** Data shown follows **

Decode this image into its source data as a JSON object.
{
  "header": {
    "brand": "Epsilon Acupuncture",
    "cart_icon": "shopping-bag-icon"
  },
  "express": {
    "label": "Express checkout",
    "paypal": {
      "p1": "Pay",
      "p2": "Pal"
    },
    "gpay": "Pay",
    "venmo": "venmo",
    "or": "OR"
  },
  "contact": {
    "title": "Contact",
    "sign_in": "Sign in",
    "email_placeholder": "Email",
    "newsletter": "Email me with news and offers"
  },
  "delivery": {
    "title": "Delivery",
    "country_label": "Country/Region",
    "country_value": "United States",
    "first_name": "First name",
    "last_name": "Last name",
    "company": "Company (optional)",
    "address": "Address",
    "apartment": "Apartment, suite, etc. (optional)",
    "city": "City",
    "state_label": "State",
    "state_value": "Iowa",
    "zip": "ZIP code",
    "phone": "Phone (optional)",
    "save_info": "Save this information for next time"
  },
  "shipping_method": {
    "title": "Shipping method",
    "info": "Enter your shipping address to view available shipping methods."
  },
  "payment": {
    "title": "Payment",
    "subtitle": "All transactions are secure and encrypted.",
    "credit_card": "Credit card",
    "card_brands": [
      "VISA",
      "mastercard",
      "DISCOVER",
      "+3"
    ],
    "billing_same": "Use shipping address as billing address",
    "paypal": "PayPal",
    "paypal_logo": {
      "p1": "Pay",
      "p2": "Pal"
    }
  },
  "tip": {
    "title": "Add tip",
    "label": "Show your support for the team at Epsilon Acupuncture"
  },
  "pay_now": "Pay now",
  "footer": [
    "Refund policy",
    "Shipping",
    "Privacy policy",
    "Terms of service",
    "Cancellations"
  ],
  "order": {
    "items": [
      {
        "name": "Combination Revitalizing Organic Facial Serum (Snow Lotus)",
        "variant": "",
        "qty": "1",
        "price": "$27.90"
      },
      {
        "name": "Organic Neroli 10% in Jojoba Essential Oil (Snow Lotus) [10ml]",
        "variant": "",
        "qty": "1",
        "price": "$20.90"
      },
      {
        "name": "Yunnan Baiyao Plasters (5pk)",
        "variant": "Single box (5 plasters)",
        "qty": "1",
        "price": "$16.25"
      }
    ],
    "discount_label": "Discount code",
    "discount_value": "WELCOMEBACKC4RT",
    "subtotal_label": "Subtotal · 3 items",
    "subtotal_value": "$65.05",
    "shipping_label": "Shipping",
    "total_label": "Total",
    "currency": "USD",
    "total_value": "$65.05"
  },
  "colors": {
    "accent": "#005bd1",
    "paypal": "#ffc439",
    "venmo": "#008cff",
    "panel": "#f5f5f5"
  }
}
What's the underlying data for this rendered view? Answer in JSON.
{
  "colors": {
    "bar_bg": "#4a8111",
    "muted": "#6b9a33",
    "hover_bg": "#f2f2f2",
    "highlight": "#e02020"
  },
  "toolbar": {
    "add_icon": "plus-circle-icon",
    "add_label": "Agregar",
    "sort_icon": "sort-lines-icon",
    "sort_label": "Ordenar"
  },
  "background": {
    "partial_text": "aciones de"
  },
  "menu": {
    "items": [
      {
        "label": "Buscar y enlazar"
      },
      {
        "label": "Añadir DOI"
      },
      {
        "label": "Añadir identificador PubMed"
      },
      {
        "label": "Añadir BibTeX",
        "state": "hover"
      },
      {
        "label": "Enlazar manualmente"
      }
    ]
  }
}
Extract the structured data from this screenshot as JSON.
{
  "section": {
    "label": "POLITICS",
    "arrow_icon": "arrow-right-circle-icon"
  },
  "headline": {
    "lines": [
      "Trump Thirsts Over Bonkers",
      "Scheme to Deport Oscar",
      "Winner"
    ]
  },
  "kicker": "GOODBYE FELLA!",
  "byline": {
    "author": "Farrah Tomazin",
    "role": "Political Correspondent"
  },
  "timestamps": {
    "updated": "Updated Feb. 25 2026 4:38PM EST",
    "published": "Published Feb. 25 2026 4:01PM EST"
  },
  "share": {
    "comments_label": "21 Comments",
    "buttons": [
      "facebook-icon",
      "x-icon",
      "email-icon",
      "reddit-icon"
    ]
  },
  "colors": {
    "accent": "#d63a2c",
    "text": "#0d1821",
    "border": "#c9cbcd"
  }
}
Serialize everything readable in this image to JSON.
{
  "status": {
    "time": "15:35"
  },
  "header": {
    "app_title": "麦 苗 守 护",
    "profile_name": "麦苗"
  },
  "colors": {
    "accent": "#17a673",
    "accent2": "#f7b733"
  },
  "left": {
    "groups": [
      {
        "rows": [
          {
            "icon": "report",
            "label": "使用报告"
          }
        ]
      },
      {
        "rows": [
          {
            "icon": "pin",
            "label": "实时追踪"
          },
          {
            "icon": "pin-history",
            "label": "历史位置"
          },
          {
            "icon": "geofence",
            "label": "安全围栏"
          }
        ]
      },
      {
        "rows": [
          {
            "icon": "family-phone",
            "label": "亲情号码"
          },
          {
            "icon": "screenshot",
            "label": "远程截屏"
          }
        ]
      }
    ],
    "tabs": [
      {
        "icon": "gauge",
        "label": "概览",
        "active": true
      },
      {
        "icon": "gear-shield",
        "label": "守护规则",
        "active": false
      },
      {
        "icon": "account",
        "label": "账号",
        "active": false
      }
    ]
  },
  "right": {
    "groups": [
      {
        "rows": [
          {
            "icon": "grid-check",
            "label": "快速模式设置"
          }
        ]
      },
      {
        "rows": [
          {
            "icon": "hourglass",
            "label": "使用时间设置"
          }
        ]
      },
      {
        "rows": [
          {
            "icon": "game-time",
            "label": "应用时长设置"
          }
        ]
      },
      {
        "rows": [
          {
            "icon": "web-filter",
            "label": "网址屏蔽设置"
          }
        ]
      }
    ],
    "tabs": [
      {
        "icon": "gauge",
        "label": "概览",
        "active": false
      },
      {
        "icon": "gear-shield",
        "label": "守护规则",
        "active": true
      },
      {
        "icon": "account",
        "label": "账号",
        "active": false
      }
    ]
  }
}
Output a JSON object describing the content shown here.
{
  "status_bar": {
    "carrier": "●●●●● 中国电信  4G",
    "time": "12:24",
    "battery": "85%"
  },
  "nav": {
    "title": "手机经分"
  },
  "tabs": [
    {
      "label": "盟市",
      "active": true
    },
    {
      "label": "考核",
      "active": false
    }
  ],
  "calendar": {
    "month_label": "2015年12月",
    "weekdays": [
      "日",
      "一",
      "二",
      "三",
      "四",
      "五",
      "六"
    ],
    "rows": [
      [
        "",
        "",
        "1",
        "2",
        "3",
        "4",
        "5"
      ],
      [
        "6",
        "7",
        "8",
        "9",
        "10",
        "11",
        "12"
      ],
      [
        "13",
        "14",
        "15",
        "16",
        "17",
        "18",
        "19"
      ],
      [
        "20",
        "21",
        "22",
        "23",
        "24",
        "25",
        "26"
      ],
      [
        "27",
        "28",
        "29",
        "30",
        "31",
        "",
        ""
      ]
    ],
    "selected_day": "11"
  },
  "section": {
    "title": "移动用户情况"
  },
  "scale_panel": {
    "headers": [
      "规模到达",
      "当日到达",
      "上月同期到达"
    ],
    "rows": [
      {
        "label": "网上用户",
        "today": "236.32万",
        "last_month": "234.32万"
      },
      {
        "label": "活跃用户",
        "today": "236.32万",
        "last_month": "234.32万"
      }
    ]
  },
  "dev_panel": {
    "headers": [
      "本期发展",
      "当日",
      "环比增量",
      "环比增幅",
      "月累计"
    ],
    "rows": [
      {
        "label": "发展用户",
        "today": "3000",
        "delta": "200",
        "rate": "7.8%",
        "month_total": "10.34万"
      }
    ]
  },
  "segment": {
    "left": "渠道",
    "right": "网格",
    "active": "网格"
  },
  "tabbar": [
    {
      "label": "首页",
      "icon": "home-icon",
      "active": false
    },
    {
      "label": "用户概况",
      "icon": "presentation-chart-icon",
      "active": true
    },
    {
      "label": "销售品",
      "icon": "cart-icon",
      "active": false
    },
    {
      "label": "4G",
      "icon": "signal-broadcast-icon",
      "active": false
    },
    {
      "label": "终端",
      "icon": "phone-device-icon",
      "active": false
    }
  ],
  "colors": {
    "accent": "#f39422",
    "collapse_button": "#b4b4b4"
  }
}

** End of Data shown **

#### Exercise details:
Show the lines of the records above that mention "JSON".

#### Task response:
Decode this image into its source data as a JSON object.
What's the underlying data for this rendered view? Answer in JSON.
Extract the structured data from this screenshot as JSON.
Serialize everything readable in this image to JSON.
Output a JSON object describing the content shown here.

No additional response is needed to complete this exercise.